[Input records — start]

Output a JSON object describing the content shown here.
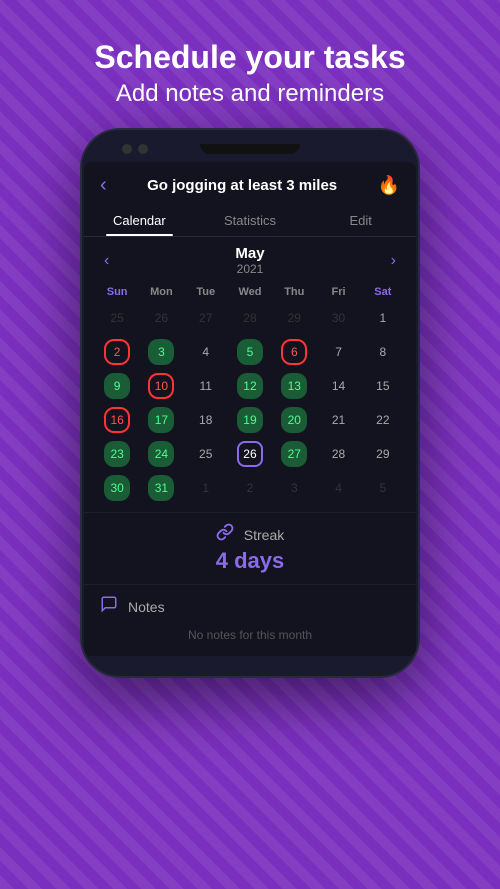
{
  "header": {
    "title_line1": "Schedule your tasks",
    "title_line2": "Add notes and reminders"
  },
  "appBar": {
    "back_icon": "‹",
    "title": "Go jogging at least 3 miles",
    "flame_icon": "🔥"
  },
  "tabs": [
    {
      "id": "calendar",
      "label": "Calendar",
      "active": true
    },
    {
      "id": "statistics",
      "label": "Statistics",
      "active": false
    },
    {
      "id": "edit",
      "label": "Edit",
      "active": false
    }
  ],
  "calendar": {
    "month": "May",
    "year": "2021",
    "nav_prev": "‹",
    "nav_next": "›",
    "days_of_week": [
      "Sun",
      "Mon",
      "Tue",
      "Wed",
      "Thu",
      "Fri",
      "Sat"
    ],
    "weeks": [
      [
        {
          "num": "25",
          "type": "other"
        },
        {
          "num": "26",
          "type": "other"
        },
        {
          "num": "27",
          "type": "other"
        },
        {
          "num": "28",
          "type": "other"
        },
        {
          "num": "29",
          "type": "other"
        },
        {
          "num": "30",
          "type": "other"
        },
        {
          "num": "1",
          "type": "current"
        }
      ],
      [
        {
          "num": "2",
          "type": "red"
        },
        {
          "num": "3",
          "type": "green"
        },
        {
          "num": "4",
          "type": "current"
        },
        {
          "num": "5",
          "type": "green"
        },
        {
          "num": "6",
          "type": "red"
        },
        {
          "num": "7",
          "type": "current"
        },
        {
          "num": "8",
          "type": "current"
        }
      ],
      [
        {
          "num": "9",
          "type": "green"
        },
        {
          "num": "10",
          "type": "red"
        },
        {
          "num": "11",
          "type": "current"
        },
        {
          "num": "12",
          "type": "green"
        },
        {
          "num": "13",
          "type": "green"
        },
        {
          "num": "14",
          "type": "current"
        },
        {
          "num": "15",
          "type": "current"
        }
      ],
      [
        {
          "num": "16",
          "type": "red"
        },
        {
          "num": "17",
          "type": "green"
        },
        {
          "num": "18",
          "type": "current"
        },
        {
          "num": "19",
          "type": "green"
        },
        {
          "num": "20",
          "type": "green"
        },
        {
          "num": "21",
          "type": "current"
        },
        {
          "num": "22",
          "type": "current"
        }
      ],
      [
        {
          "num": "23",
          "type": "green"
        },
        {
          "num": "24",
          "type": "green"
        },
        {
          "num": "25",
          "type": "current"
        },
        {
          "num": "26",
          "type": "today"
        },
        {
          "num": "27",
          "type": "green"
        },
        {
          "num": "28",
          "type": "current"
        },
        {
          "num": "29",
          "type": "current"
        }
      ],
      [
        {
          "num": "30",
          "type": "green"
        },
        {
          "num": "31",
          "type": "green"
        },
        {
          "num": "1",
          "type": "other"
        },
        {
          "num": "2",
          "type": "other"
        },
        {
          "num": "3",
          "type": "other"
        },
        {
          "num": "4",
          "type": "other"
        },
        {
          "num": "5",
          "type": "other"
        }
      ]
    ]
  },
  "streak": {
    "icon": "🔗",
    "label": "Streak",
    "value": "4 days"
  },
  "notes": {
    "icon": "💬",
    "label": "Notes",
    "empty_message": "No notes for this month"
  }
}
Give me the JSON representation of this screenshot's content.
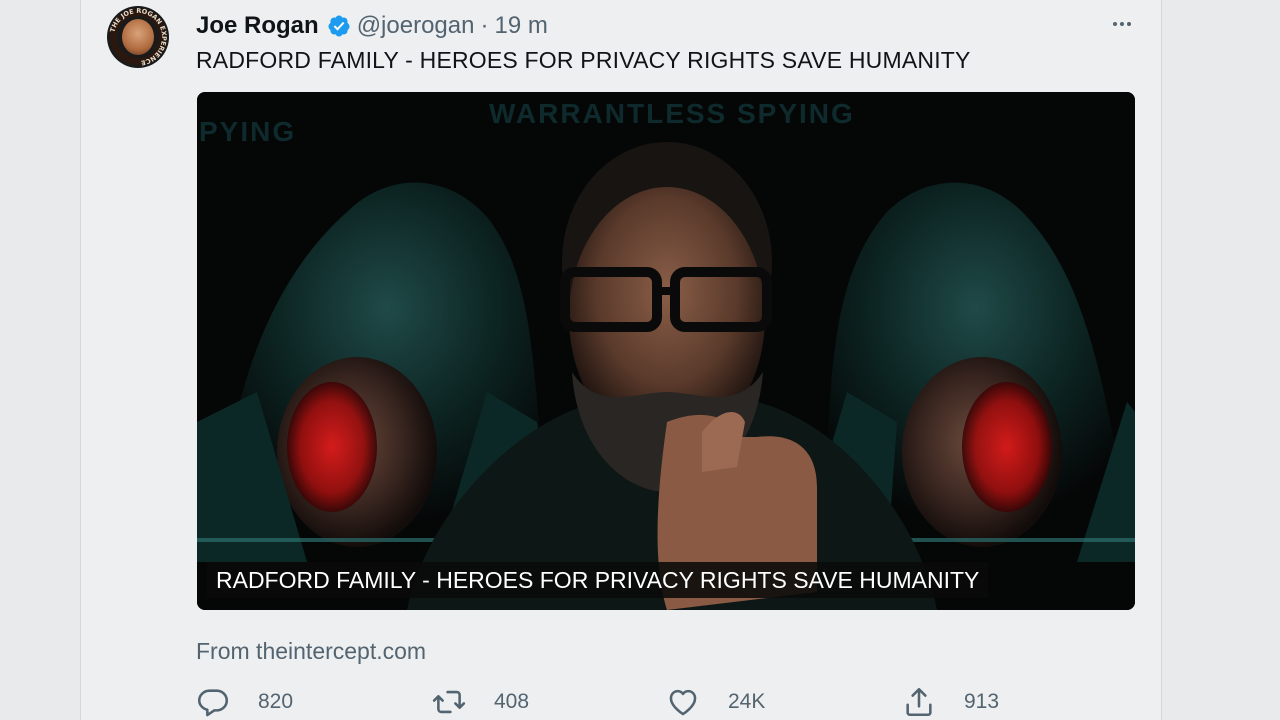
{
  "tweet": {
    "author_name": "Joe Rogan",
    "handle": "@joerogan",
    "separator": "·",
    "time": "19 m",
    "text": "RADFORD FAMILY - HEROES FOR PRIVACY RIGHTS SAVE HUMANITY",
    "verified": true,
    "avatar_ring_text": "THE JOE ROGAN EXPERIENCE"
  },
  "media": {
    "caption": "RADFORD FAMILY - HEROES FOR PRIVACY RIGHTS SAVE HUMANITY",
    "background_text": "WARRANTLESS SPYING",
    "background_text_left": "PYING"
  },
  "source": {
    "text": "From theintercept.com"
  },
  "actions": {
    "reply_count": "820",
    "retweet_count": "408",
    "like_count": "24K",
    "share_count": "913"
  },
  "icons": {
    "verified": "verified-badge-icon",
    "more": "more-icon",
    "reply": "reply-icon",
    "retweet": "retweet-icon",
    "like": "heart-icon",
    "share": "share-icon"
  },
  "colors": {
    "verified_blue": "#1d9bf0",
    "text_primary": "#0f1419",
    "text_secondary": "#536471"
  }
}
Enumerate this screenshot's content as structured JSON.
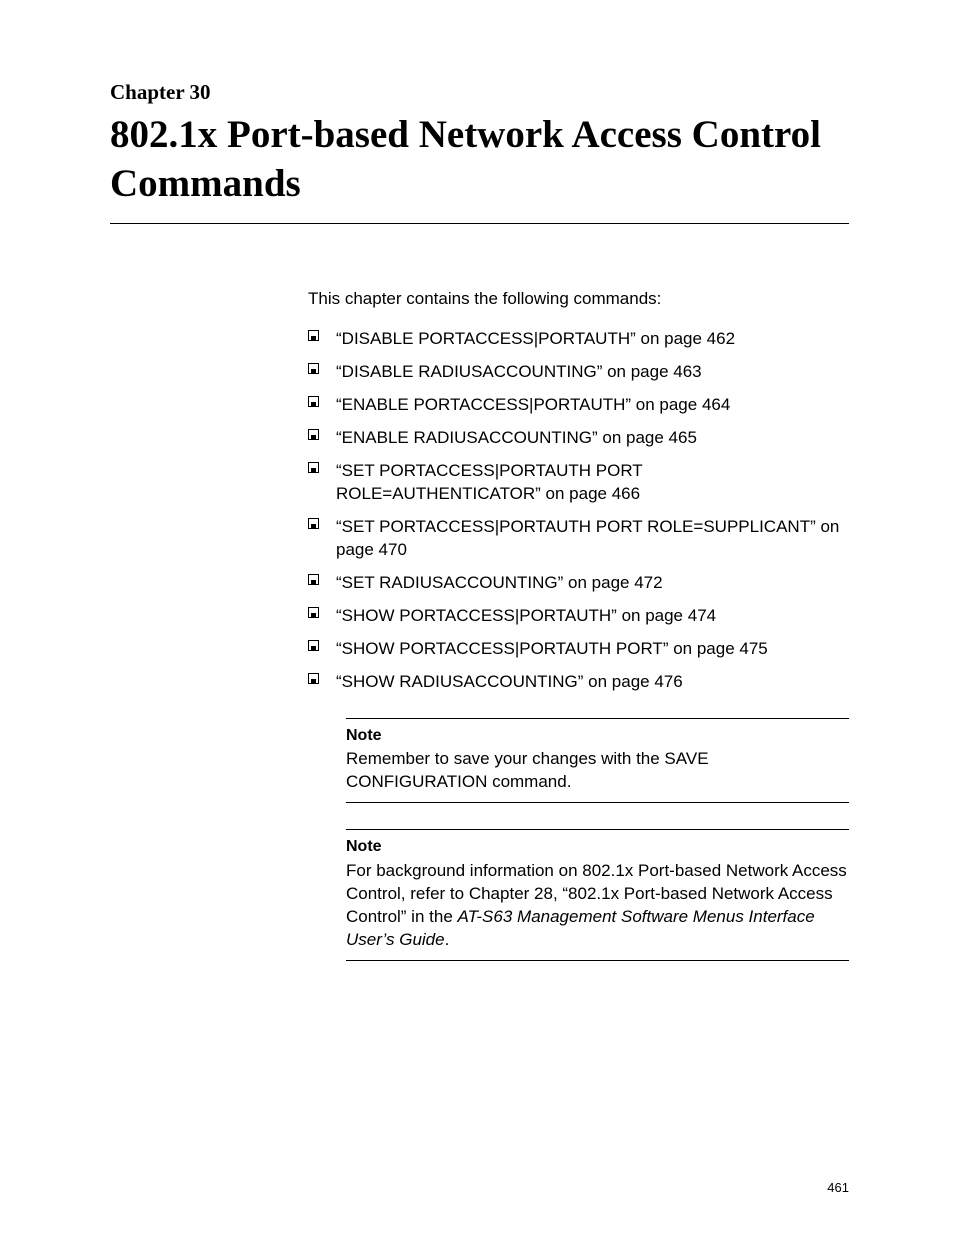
{
  "chapter": {
    "label": "Chapter 30",
    "title": "802.1x Port-based Network Access Control Commands"
  },
  "intro": "This chapter contains the following commands:",
  "commands": [
    "“DISABLE PORTACCESS|PORTAUTH” on page 462",
    "“DISABLE RADIUSACCOUNTING” on page 463",
    "“ENABLE PORTACCESS|PORTAUTH” on page 464",
    "“ENABLE RADIUSACCOUNTING” on page 465",
    "“SET PORTACCESS|PORTAUTH PORT ROLE=AUTHENTICATOR” on page 466",
    "“SET PORTACCESS|PORTAUTH PORT ROLE=SUPPLICANT” on page 470",
    "“SET RADIUSACCOUNTING” on page 472",
    "“SHOW PORTACCESS|PORTAUTH” on page 474",
    "“SHOW PORTACCESS|PORTAUTH PORT” on page 475",
    "“SHOW RADIUSACCOUNTING” on page 476"
  ],
  "notes": [
    {
      "label": "Note",
      "body_plain": "Remember to save your changes with the SAVE CONFIGURATION command.",
      "body_ital": ""
    },
    {
      "label": "Note",
      "body_plain": "For background information on 802.1x Port-based Network Access Control, refer to Chapter 28, “802.1x Port-based Network Access Control” in the ",
      "body_ital": "AT-S63 Management Software Menus Interface User’s Guide",
      "body_tail": "."
    }
  ],
  "page_number": "461"
}
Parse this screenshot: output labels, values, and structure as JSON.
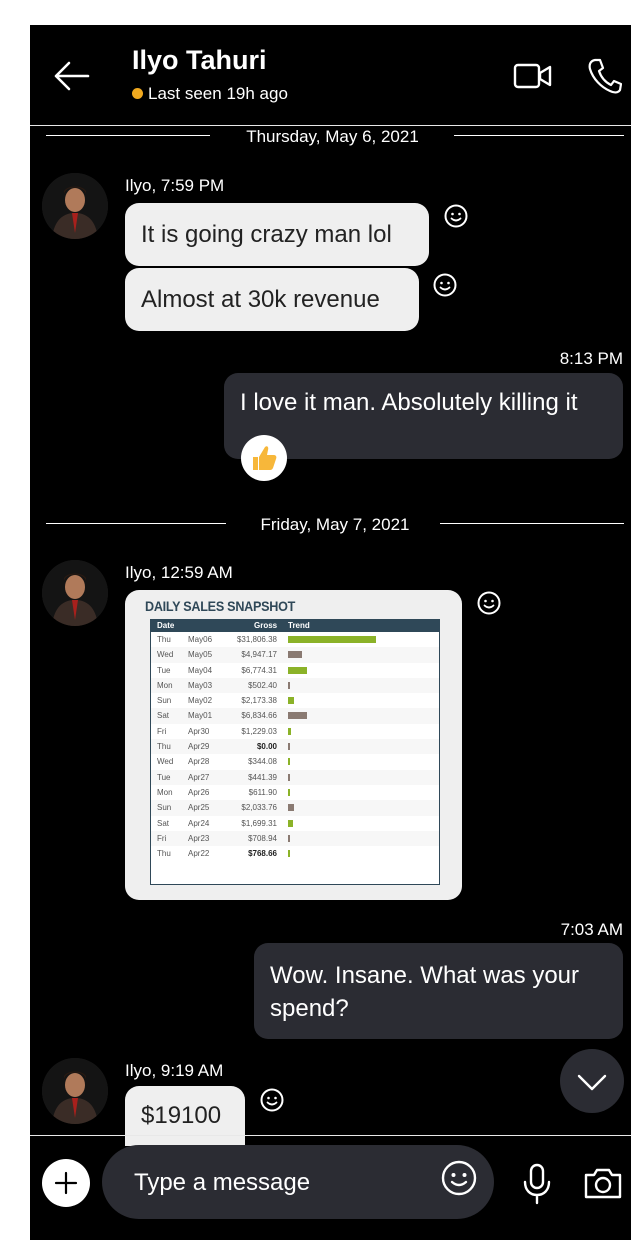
{
  "header": {
    "contact_name": "Ilyo Tahuri",
    "status": "Last seen 19h ago",
    "status_color": "#f0a91f"
  },
  "day1": {
    "date_label": "Thursday, May 6, 2021",
    "incoming": {
      "sender_time": "Ilyo, 7:59 PM",
      "messages": [
        "It is going crazy man lol",
        "Almost at 30k revenue"
      ]
    },
    "outgoing": {
      "time": "8:13 PM",
      "text": "I love it man. Absolutely killing it",
      "reaction": "thumbs-up"
    }
  },
  "day2": {
    "date_label": "Friday, May 7, 2021",
    "incoming_image": {
      "sender_time": "Ilyo, 12:59 AM",
      "snapshot": {
        "title": "DAILY SALES SNAPSHOT",
        "columns": [
          "Date",
          "Gross",
          "Trend"
        ],
        "rows": [
          {
            "day": "Thu",
            "date": "May06",
            "gross": "$31,806.38",
            "value": 31806.38,
            "color": "#8bb228"
          },
          {
            "day": "Wed",
            "date": "May05",
            "gross": "$4,947.17",
            "value": 4947.17,
            "color": "#8a7a72"
          },
          {
            "day": "Tue",
            "date": "May04",
            "gross": "$6,774.31",
            "value": 6774.31,
            "color": "#8bb228"
          },
          {
            "day": "Mon",
            "date": "May03",
            "gross": "$502.40",
            "value": 502.4,
            "color": "#8a7a72"
          },
          {
            "day": "Sun",
            "date": "May02",
            "gross": "$2,173.38",
            "value": 2173.38,
            "color": "#8bb228"
          },
          {
            "day": "Sat",
            "date": "May01",
            "gross": "$6,834.66",
            "value": 6834.66,
            "color": "#8a7a72"
          },
          {
            "day": "Fri",
            "date": "Apr30",
            "gross": "$1,229.03",
            "value": 1229.03,
            "color": "#8bb228"
          },
          {
            "day": "Thu",
            "date": "Apr29",
            "gross": "$0.00",
            "value": 0,
            "color": "#8a7a72"
          },
          {
            "day": "Wed",
            "date": "Apr28",
            "gross": "$344.08",
            "value": 344.08,
            "color": "#8bb228"
          },
          {
            "day": "Tue",
            "date": "Apr27",
            "gross": "$441.39",
            "value": 441.39,
            "color": "#8a7a72"
          },
          {
            "day": "Mon",
            "date": "Apr26",
            "gross": "$611.90",
            "value": 611.9,
            "color": "#8bb228"
          },
          {
            "day": "Sun",
            "date": "Apr25",
            "gross": "$2,033.76",
            "value": 2033.76,
            "color": "#8a7a72"
          },
          {
            "day": "Sat",
            "date": "Apr24",
            "gross": "$1,699.31",
            "value": 1699.31,
            "color": "#8bb228"
          },
          {
            "day": "Fri",
            "date": "Apr23",
            "gross": "$708.94",
            "value": 708.94,
            "color": "#8a7a72"
          },
          {
            "day": "Thu",
            "date": "Apr22",
            "gross": "$768.66",
            "value": 768.66,
            "color": "#8bb228"
          }
        ]
      }
    },
    "outgoing": {
      "time": "7:03 AM",
      "line1": "Wow. Insane. What was your",
      "line2": "spend?"
    },
    "incoming_last": {
      "sender_time": "Ilyo, 9:19 AM",
      "text": "$19100"
    }
  },
  "composer": {
    "placeholder": "Type a message"
  },
  "colors": {
    "background": "#000000",
    "incoming_bubble": "#efefef",
    "outgoing_bubble": "#2b2c33",
    "reaction_bg": "#ffffff",
    "thumb": "#f7b73a"
  }
}
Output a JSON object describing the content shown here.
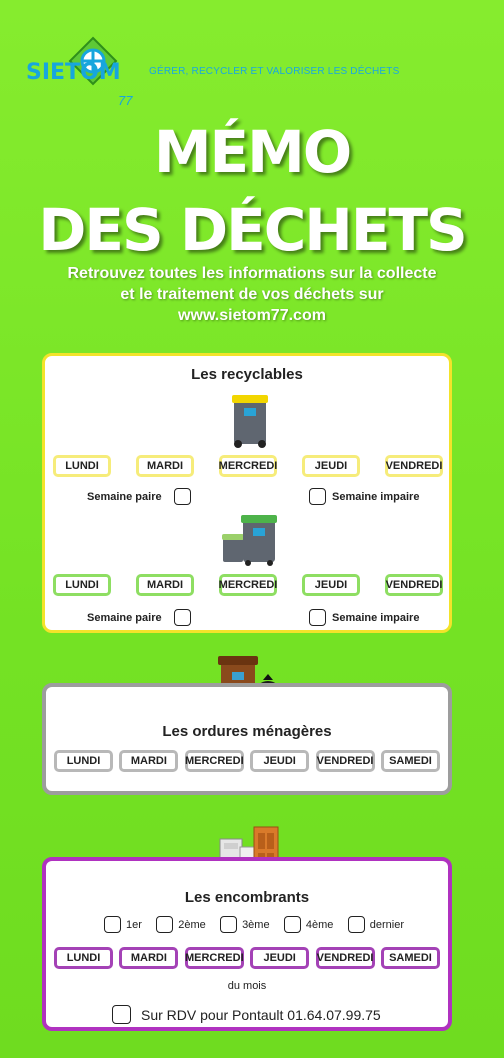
{
  "header": {
    "logo_text": "SIETOM",
    "logo_number": "77",
    "tagline": "GÉRER, RECYCLER ET VALORISER LES DÉCHETS"
  },
  "title": {
    "line1": "MÉMO",
    "line2": "DES DÉCHETS"
  },
  "subtitle": {
    "line1": "Retrouvez toutes les informations sur la collecte",
    "line2": "et le traitement de vos déchets sur",
    "line3": "www.sietom77.com"
  },
  "recyclables": {
    "title": "Les recyclables",
    "border_color": "#f3e32a",
    "yellow_row": [
      "LUNDI",
      "MARDI",
      "MERCREDI",
      "JEUDI",
      "VENDREDI"
    ],
    "green_row": [
      "LUNDI",
      "MARDI",
      "MERCREDI",
      "JEUDI",
      "VENDREDI"
    ],
    "even_week": "Semaine paire",
    "odd_week": "Semaine impaire"
  },
  "ordures": {
    "title": "Les ordures ménagères",
    "border_color": "#9d9d9d",
    "days": [
      "LUNDI",
      "MARDI",
      "MERCREDI",
      "JEUDI",
      "VENDREDI",
      "SAMEDI"
    ]
  },
  "encombrants": {
    "title": "Les encombrants",
    "border_color": "#b032c0",
    "ordinals": [
      "1er",
      "2ème",
      "3ème",
      "4ème",
      "dernier"
    ],
    "days": [
      "LUNDI",
      "MARDI",
      "MERCREDI",
      "JEUDI",
      "VENDREDI",
      "SAMEDI"
    ],
    "month_note": "du mois",
    "rdv": "Sur RDV pour Pontault 01.64.07.99.75"
  },
  "icons": [
    "sietom-logo-icon",
    "yellow-lid-bin-icon",
    "green-bins-icon",
    "brown-bin-icon",
    "garbage-bag-icon",
    "bulky-furniture-icon",
    "checkbox-icon"
  ]
}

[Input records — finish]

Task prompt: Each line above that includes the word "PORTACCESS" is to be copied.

Answer:
    "“DISABLE PORTACCESS|PORTAUTH” on page 462",
    "“ENABLE PORTACCESS|PORTAUTH” on page 464",
    "“SET PORTACCESS|PORTAUTH PORT ROLE=AUTHENTICATOR” on page 466",
    "“SET PORTACCESS|PORTAUTH PORT ROLE=SUPPLICANT” on page 470",
    "“SHOW PORTACCESS|PORTAUTH” on page 474",
    "“SHOW PORTACCESS|PORTAUTH PORT” on page 475",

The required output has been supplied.